- [What you need to do]
Determine how many lines in these records hold "active". Only the number is wanted.

- [Data items]
####

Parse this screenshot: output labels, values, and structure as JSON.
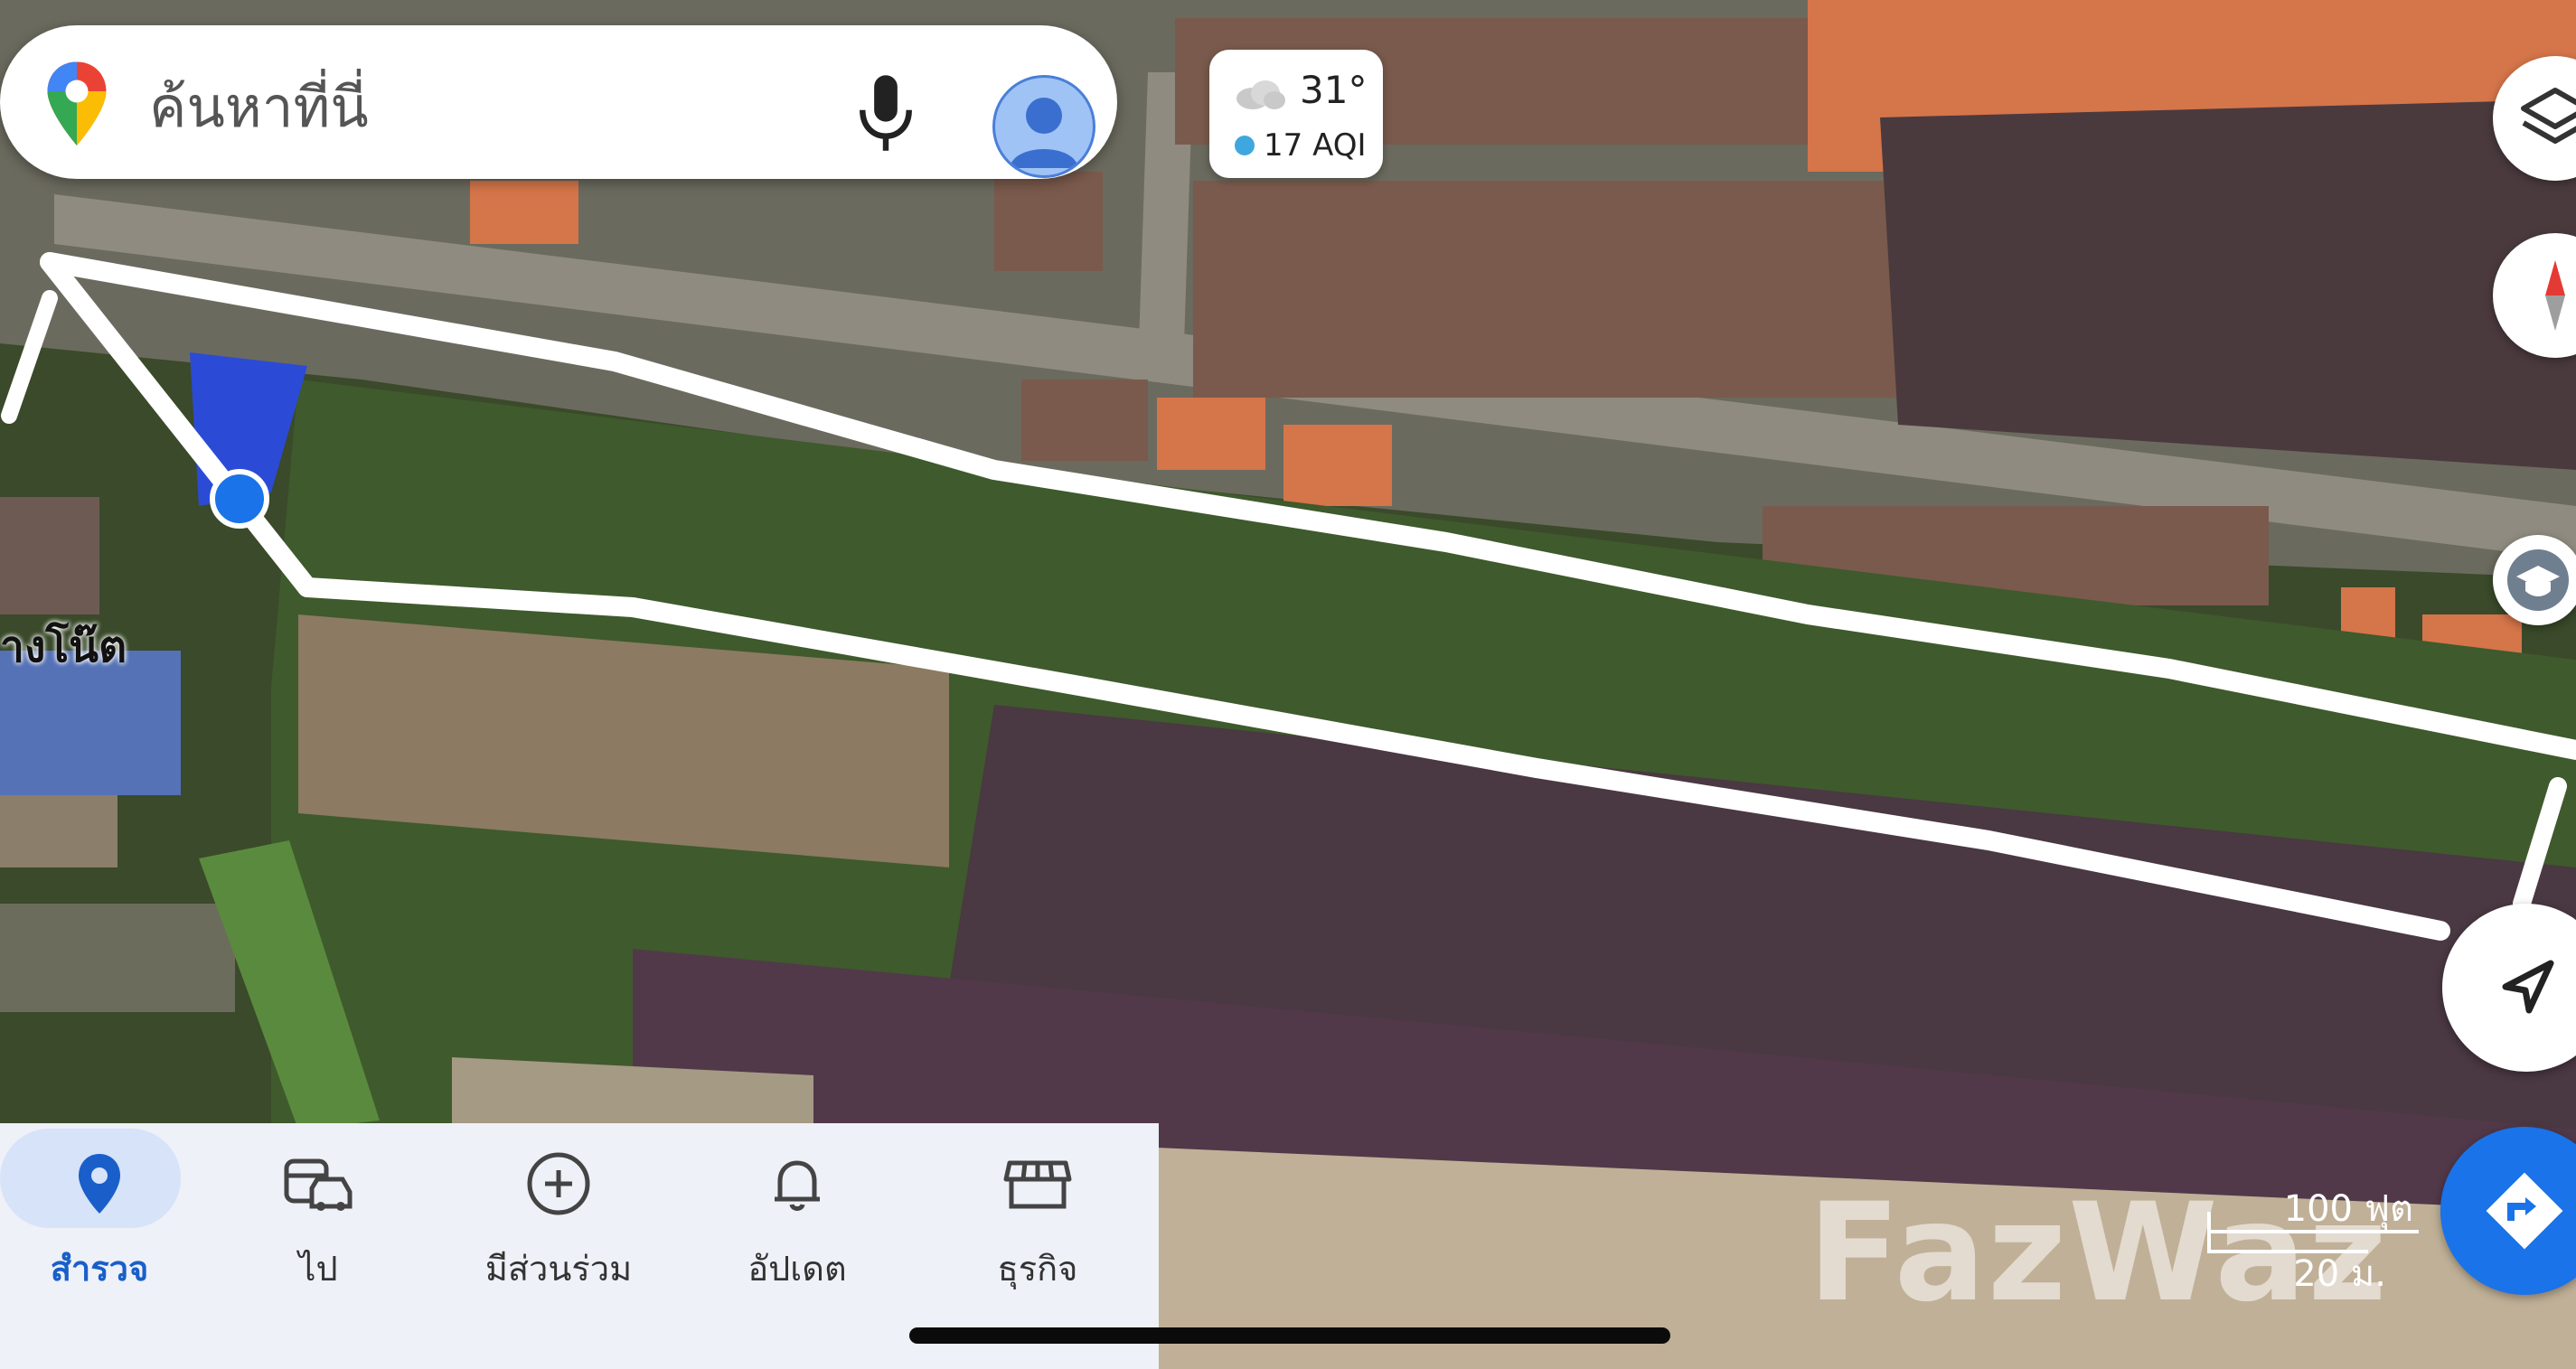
{
  "search": {
    "placeholder": "ค้นหาที่นี่"
  },
  "weather": {
    "temperature": "31°",
    "aqi": "17 AQI"
  },
  "map": {
    "place_label": "างโน๊ต",
    "scale_feet": "100 ฟุต",
    "scale_meters": "20 ม.",
    "watermark": "FazWaz"
  },
  "bottom_nav": [
    {
      "label": "สำรวจ",
      "icon": "location-pin-icon"
    },
    {
      "label": "ไป",
      "icon": "commute-icon"
    },
    {
      "label": "มีส่วนร่วม",
      "icon": "add-circle-icon"
    },
    {
      "label": "อัปเดต",
      "icon": "bell-icon"
    },
    {
      "label": "ธุรกิจ",
      "icon": "store-icon"
    }
  ],
  "colors": {
    "accent": "#1a73e8",
    "nav_bg": "#eef1f7",
    "outline": "#ffffff"
  }
}
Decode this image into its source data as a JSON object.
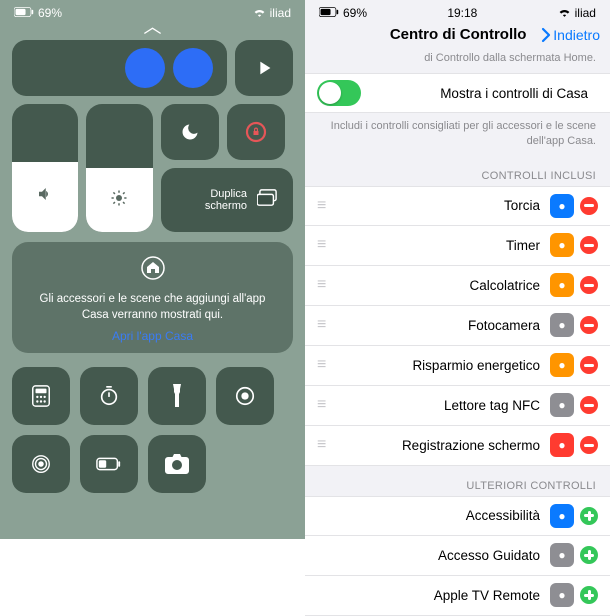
{
  "cc": {
    "status": {
      "carrier": "iliad",
      "battery_pct": "69%",
      "wifi_icon": "wifi-icon",
      "battery_icon": "battery-icon"
    },
    "screen_mirror": "Duplica schermo",
    "home": {
      "text": "Gli accessori e le scene che aggiungi all'app Casa verranno mostrati qui.",
      "link": "Apri l'app Casa"
    }
  },
  "st": {
    "status": {
      "carrier": "iliad",
      "time": "19:18",
      "battery_pct": "69%"
    },
    "back": "Indietro",
    "title": "Centro di Controllo",
    "subtitle_top": "di Controllo dalla schermata Home.",
    "show_home": {
      "label": "Mostra i controlli di Casa",
      "on": true
    },
    "show_home_sub": "Includi i controlli consigliati per gli accessori e le scene dell'app Casa.",
    "section_included": "CONTROLLI INCLUSI",
    "included": [
      {
        "label": "Torcia",
        "color": "blue"
      },
      {
        "label": "Timer",
        "color": "orange"
      },
      {
        "label": "Calcolatrice",
        "color": "orange"
      },
      {
        "label": "Fotocamera",
        "color": "gray"
      },
      {
        "label": "Risparmio energetico",
        "color": "orange"
      },
      {
        "label": "Lettore tag NFC",
        "color": "gray"
      },
      {
        "label": "Registrazione schermo",
        "color": "red"
      }
    ],
    "section_more": "ULTERIORI CONTROLLI",
    "more": [
      {
        "label": "Accessibilità",
        "color": "blue"
      },
      {
        "label": "Accesso Guidato",
        "color": "gray"
      },
      {
        "label": "Apple TV Remote",
        "color": "gray"
      }
    ]
  }
}
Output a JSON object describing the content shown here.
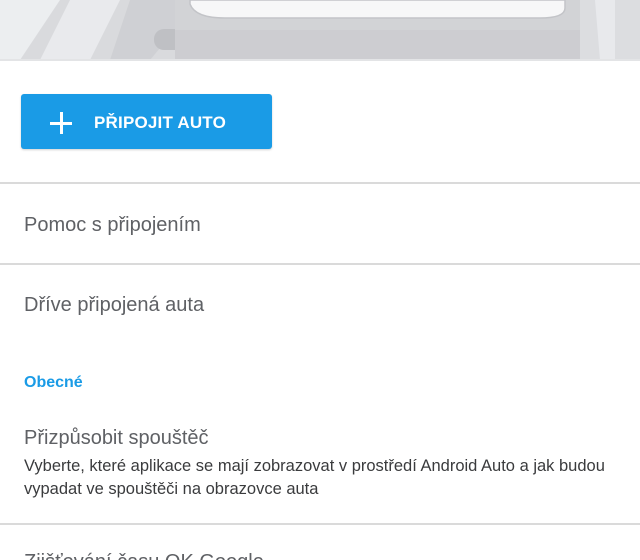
{
  "connect_button": {
    "label": "PŘIPOJIT AUTO",
    "icon": "plus-icon",
    "color": "#1a9be6"
  },
  "items": [
    {
      "title": "Pomoc s připojením"
    },
    {
      "title": "Dříve připojená auta"
    }
  ],
  "general_section": {
    "header": "Obecné",
    "customize_launcher": {
      "title": "Přizpůsobit spouštěč",
      "subtitle": "Vyberte, které aplikace se mají zobrazovat v prostředí Android Auto a jak budou vypadat ve spouštěči na obrazovce auta"
    },
    "next_item_partial": {
      "title": "Zjišťování času OK Google"
    }
  },
  "colors": {
    "accent": "#1a9be6",
    "text_primary": "#5f6165",
    "text_secondary": "#3a3b3d",
    "divider": "#dadada"
  }
}
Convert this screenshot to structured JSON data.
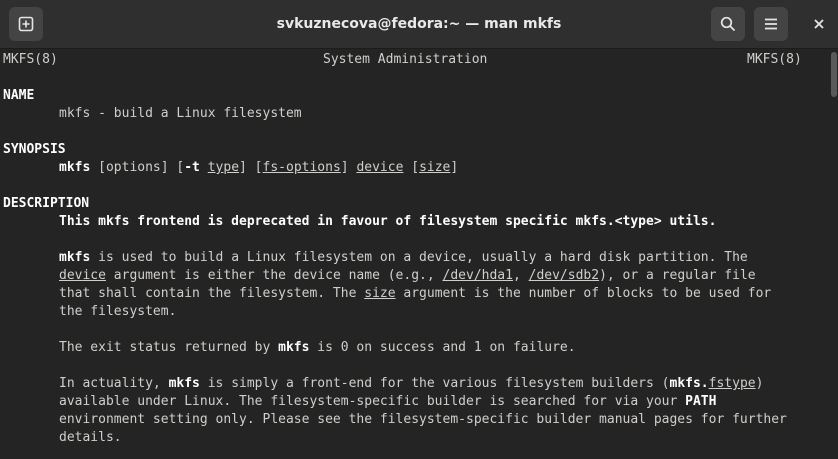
{
  "window": {
    "title": "svkuznecova@fedora:~ — man mkfs",
    "new_tab_icon": "new-tab-icon",
    "search_icon": "search-icon",
    "menu_icon": "hamburger-menu-icon",
    "close_icon": "close-icon"
  },
  "man": {
    "header": {
      "left": "MKFS(8)",
      "center": "System Administration",
      "right": "MKFS(8)"
    },
    "name_heading": "NAME",
    "name_text": "mkfs - build a Linux filesystem",
    "synopsis_heading": "SYNOPSIS",
    "synopsis": {
      "cmd": "mkfs",
      "t1": " [options] [",
      "flag": "-t",
      "t2": " ",
      "type": "type",
      "t3": "] [",
      "fs_options": "fs-options",
      "t4": "] ",
      "device": "device",
      "t5": " [",
      "size": "size",
      "t6": "]"
    },
    "description_heading": "DESCRIPTION",
    "deprecated": "This mkfs frontend is deprecated in favour of filesystem specific mkfs.<type> utils.",
    "p1": {
      "l1_cmd": "mkfs",
      "l1_rest": " is used to build a Linux filesystem on a device, usually a hard disk partition. The",
      "l2_device": "device",
      "l2_a": " argument is either the device name (e.g., ",
      "l2_hda1": "/dev/hda1",
      "l2_b": ", ",
      "l2_sdb2": "/dev/sdb2",
      "l2_c": "), or a regular file",
      "l3_a": "that shall contain the filesystem. The ",
      "l3_size": "size",
      "l3_b": " argument is the number of blocks to be used for",
      "l4": "the filesystem."
    },
    "p2": {
      "a": "The exit status returned by ",
      "cmd": "mkfs",
      "b": " is 0 on success and 1 on failure."
    },
    "p3": {
      "l1_a": "In actuality, ",
      "l1_cmd": "mkfs",
      "l1_b": " is simply a front-end for the various filesystem builders (",
      "l1_mkfs_dot": "mkfs.",
      "l1_fstype": "fstype",
      "l1_c": ")",
      "l2_a": "available under Linux. The filesystem-specific builder is searched for via your ",
      "l2_path": "PATH",
      "l3": "environment setting only. Please see the filesystem-specific builder manual pages for further",
      "l4": "details."
    }
  }
}
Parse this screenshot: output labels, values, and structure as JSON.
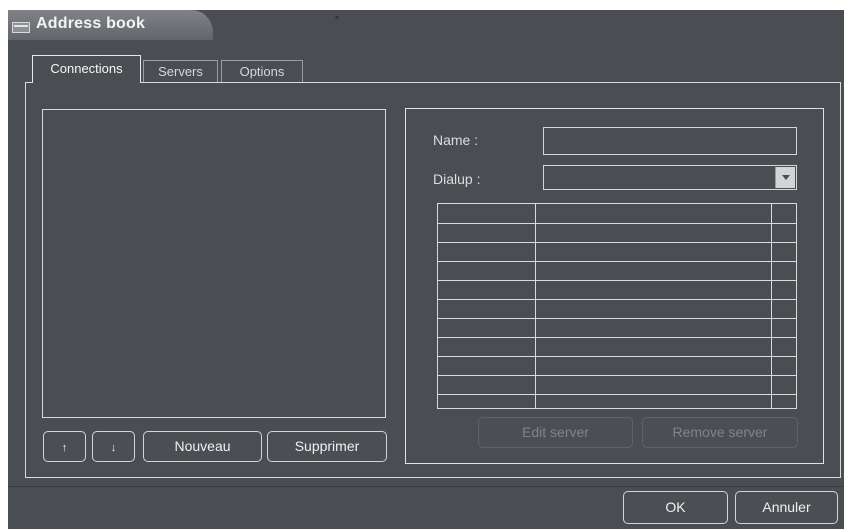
{
  "window": {
    "title": "Address book",
    "cursor_mark": "ᐢ"
  },
  "tabs": [
    {
      "label": "Connections",
      "active": true
    },
    {
      "label": "Servers",
      "active": false
    },
    {
      "label": "Options",
      "active": false
    }
  ],
  "connections": {
    "up_button_label": "↑",
    "down_button_label": "↓",
    "new_button_label": "Nouveau",
    "delete_button_label": "Supprimer"
  },
  "details": {
    "name_label": "Name :",
    "name_value": "",
    "dialup_label": "Dialup :",
    "dialup_value": "",
    "edit_server_label": "Edit server",
    "remove_server_label": "Remove server"
  },
  "footer": {
    "ok_label": "OK",
    "cancel_label": "Annuler"
  },
  "icons": {
    "title": "address-book-icon",
    "up": "arrow-up-icon",
    "down": "arrow-down-icon",
    "dropdown": "chevron-down-icon"
  },
  "colors": {
    "background": "#4a4d51",
    "border": "#d9dadc",
    "text": "#f0f0f0",
    "disabled_text": "#80848a"
  }
}
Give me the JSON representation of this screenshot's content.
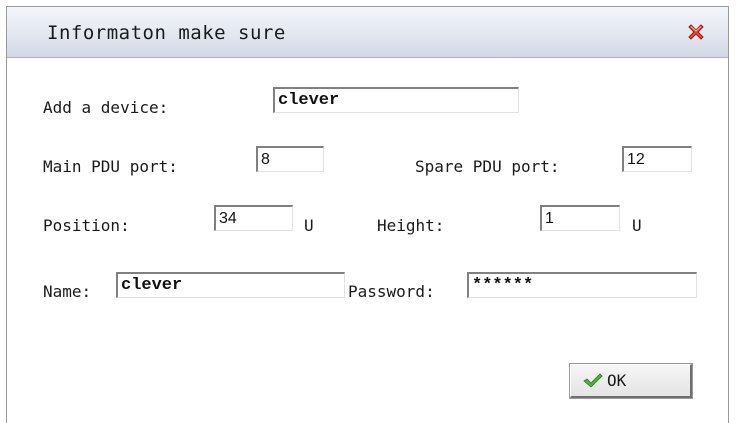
{
  "dialog": {
    "title": "Informaton make sure",
    "close_icon": "close-x-icon",
    "close_color": "#d63a2a"
  },
  "form": {
    "add_device": {
      "label": "Add a device:",
      "value": "clever"
    },
    "main_pdu_port": {
      "label": "Main PDU port:",
      "value": "8"
    },
    "spare_pdu_port": {
      "label": "Spare PDU port:",
      "value": "12"
    },
    "position": {
      "label": "Position:",
      "value": "34",
      "unit": "U"
    },
    "height": {
      "label": "Height:",
      "value": "1",
      "unit": "U"
    },
    "name": {
      "label": "Name:",
      "value": "clever"
    },
    "password": {
      "label": "Password:",
      "value": "******"
    }
  },
  "buttons": {
    "ok_label": "OK",
    "ok_icon": "checkmark-icon",
    "ok_icon_color": "#3aa52a"
  }
}
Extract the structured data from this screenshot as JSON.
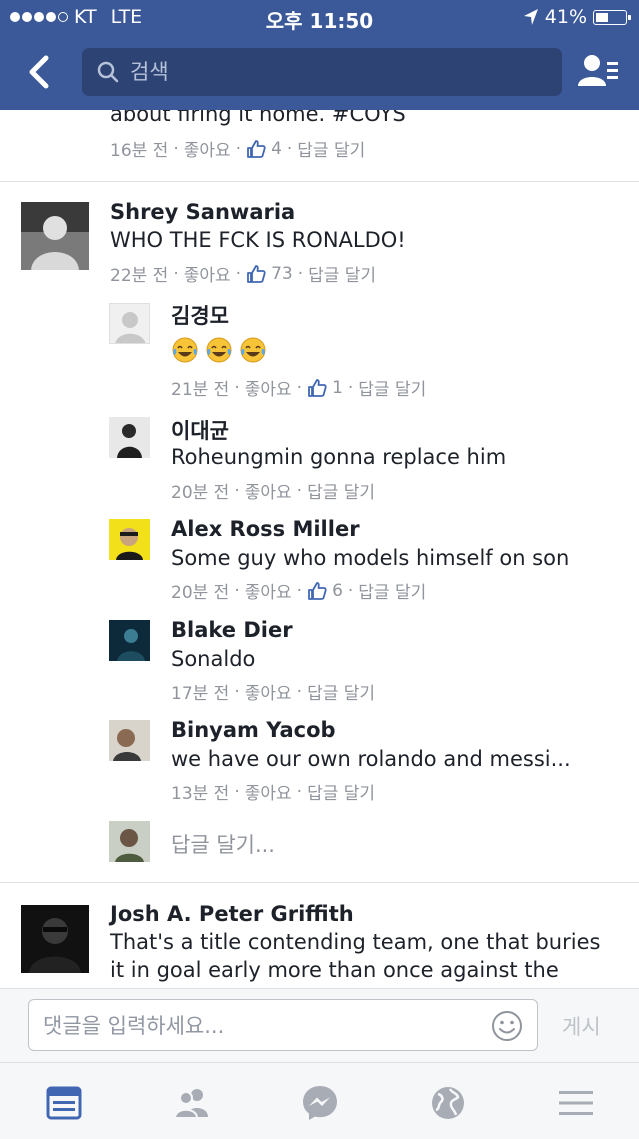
{
  "status_bar": {
    "carrier": "KT",
    "network": "LTE",
    "time": "오후 11:50",
    "battery": "41%",
    "battery_level": 0.41
  },
  "header": {
    "search_placeholder": "검색"
  },
  "comments": [
    {
      "body": "about firing it home. #COYS",
      "time": "16분 전",
      "like_label": "좋아요",
      "likes": "4",
      "reply_label": "답글 달기"
    },
    {
      "author": "Shrey Sanwaria",
      "body": "WHO THE FCK IS RONALDO!",
      "time": "22분 전",
      "like_label": "좋아요",
      "likes": "73",
      "reply_label": "답글 달기",
      "replies": [
        {
          "author": "김경모",
          "emoji": [
            "face-with-tears-of-joy",
            "face-with-tears-of-joy",
            "face-with-tears-of-joy"
          ],
          "time": "21분 전",
          "like_label": "좋아요",
          "likes": "1",
          "reply_label": "답글 달기"
        },
        {
          "author": "이대균",
          "body": "Roheungmin gonna replace him",
          "time": "20분 전",
          "like_label": "좋아요",
          "reply_label": "답글 달기"
        },
        {
          "author": "Alex Ross Miller",
          "body": "Some guy who models himself on son",
          "time": "20분 전",
          "like_label": "좋아요",
          "likes": "6",
          "reply_label": "답글 달기"
        },
        {
          "author": "Blake Dier",
          "body": "Sonaldo",
          "time": "17분 전",
          "like_label": "좋아요",
          "reply_label": "답글 달기"
        },
        {
          "author": "Binyam Yacob",
          "body": "we have our own  rolando and messi...",
          "time": "13분 전",
          "like_label": "좋아요",
          "reply_label": "답글 달기"
        }
      ],
      "reply_prompt": "답글 달기..."
    },
    {
      "author": "Josh A. Peter Griffith",
      "body_line1": "That's a title contending team, one that buries",
      "body_line2": "it in goal early more than once against the"
    }
  ],
  "composer": {
    "placeholder": "댓글을 입력하세요...",
    "post_label": "게시"
  },
  "tabbar": {
    "icons": [
      "news-feed-icon",
      "friends-icon",
      "messenger-icon",
      "notifications-globe-icon",
      "menu-icon"
    ],
    "active": "news-feed-icon"
  },
  "colors": {
    "brand": "#3b5998",
    "like_blue": "#4267b2",
    "meta_gray": "#90949c",
    "divider": "#dddfe2"
  }
}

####

- [Reply]
4